*YOUR GOAL*
Your answer should consist of the lines in the data below that contain "active".

*DATA*
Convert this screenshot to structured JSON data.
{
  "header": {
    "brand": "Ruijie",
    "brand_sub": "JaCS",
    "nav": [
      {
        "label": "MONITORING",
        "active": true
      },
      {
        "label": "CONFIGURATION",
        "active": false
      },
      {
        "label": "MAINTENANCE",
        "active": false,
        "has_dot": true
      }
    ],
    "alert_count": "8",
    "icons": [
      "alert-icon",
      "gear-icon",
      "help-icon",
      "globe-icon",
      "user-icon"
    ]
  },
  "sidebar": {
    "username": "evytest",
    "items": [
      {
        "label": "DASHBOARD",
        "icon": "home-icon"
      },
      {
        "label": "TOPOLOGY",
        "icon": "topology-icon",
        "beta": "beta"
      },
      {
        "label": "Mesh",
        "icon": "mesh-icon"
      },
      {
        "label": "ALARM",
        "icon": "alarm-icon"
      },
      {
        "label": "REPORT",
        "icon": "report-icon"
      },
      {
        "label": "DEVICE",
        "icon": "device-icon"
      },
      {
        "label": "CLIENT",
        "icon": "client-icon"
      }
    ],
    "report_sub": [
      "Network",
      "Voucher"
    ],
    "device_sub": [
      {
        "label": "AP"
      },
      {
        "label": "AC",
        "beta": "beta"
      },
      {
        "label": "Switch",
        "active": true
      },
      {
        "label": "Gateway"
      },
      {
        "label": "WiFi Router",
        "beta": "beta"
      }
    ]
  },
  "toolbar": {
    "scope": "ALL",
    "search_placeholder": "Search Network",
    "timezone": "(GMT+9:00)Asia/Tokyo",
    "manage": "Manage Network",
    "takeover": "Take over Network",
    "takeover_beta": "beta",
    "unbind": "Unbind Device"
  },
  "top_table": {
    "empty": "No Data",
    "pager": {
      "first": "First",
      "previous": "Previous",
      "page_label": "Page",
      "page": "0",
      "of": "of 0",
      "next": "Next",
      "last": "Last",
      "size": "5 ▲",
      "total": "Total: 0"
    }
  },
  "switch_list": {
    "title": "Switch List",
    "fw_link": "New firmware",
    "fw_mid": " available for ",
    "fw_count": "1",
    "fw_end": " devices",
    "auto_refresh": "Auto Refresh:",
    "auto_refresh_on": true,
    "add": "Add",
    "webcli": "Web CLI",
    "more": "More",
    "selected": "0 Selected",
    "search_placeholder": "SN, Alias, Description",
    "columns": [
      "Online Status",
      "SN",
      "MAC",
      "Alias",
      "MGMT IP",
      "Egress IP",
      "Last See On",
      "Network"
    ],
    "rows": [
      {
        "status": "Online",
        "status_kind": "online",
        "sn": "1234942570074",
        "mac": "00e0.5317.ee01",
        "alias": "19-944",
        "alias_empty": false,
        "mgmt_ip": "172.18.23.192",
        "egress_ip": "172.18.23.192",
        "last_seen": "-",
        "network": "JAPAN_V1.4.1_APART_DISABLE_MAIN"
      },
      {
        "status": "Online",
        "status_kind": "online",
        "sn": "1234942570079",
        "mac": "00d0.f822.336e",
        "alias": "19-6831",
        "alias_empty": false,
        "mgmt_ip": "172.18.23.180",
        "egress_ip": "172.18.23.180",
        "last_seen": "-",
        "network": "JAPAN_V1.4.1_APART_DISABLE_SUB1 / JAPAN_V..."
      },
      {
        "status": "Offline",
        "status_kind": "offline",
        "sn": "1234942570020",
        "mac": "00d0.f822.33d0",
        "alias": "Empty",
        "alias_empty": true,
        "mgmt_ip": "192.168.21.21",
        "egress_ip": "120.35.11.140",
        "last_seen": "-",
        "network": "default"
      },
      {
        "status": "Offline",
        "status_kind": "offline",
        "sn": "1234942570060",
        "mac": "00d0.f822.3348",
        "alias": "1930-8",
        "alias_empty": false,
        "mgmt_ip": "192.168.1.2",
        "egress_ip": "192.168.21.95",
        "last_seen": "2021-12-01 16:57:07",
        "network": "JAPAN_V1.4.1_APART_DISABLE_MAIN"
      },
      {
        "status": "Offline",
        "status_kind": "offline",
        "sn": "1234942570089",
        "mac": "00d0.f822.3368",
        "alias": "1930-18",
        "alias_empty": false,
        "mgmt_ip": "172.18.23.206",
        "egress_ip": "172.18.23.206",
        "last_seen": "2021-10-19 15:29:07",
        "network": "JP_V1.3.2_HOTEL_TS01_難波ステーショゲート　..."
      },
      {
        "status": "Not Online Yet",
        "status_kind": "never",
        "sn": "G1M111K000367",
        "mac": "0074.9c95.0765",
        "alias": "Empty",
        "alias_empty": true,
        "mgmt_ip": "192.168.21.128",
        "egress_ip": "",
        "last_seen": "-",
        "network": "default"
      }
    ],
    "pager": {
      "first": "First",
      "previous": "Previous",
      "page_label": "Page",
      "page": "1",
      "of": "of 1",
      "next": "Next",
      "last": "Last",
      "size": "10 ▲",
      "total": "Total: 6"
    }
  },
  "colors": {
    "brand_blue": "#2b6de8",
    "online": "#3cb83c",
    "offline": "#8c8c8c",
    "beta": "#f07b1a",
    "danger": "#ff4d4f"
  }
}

*EXERCISE RESULT*
        "active": true
        "active": false
        "active": false,
        "active": true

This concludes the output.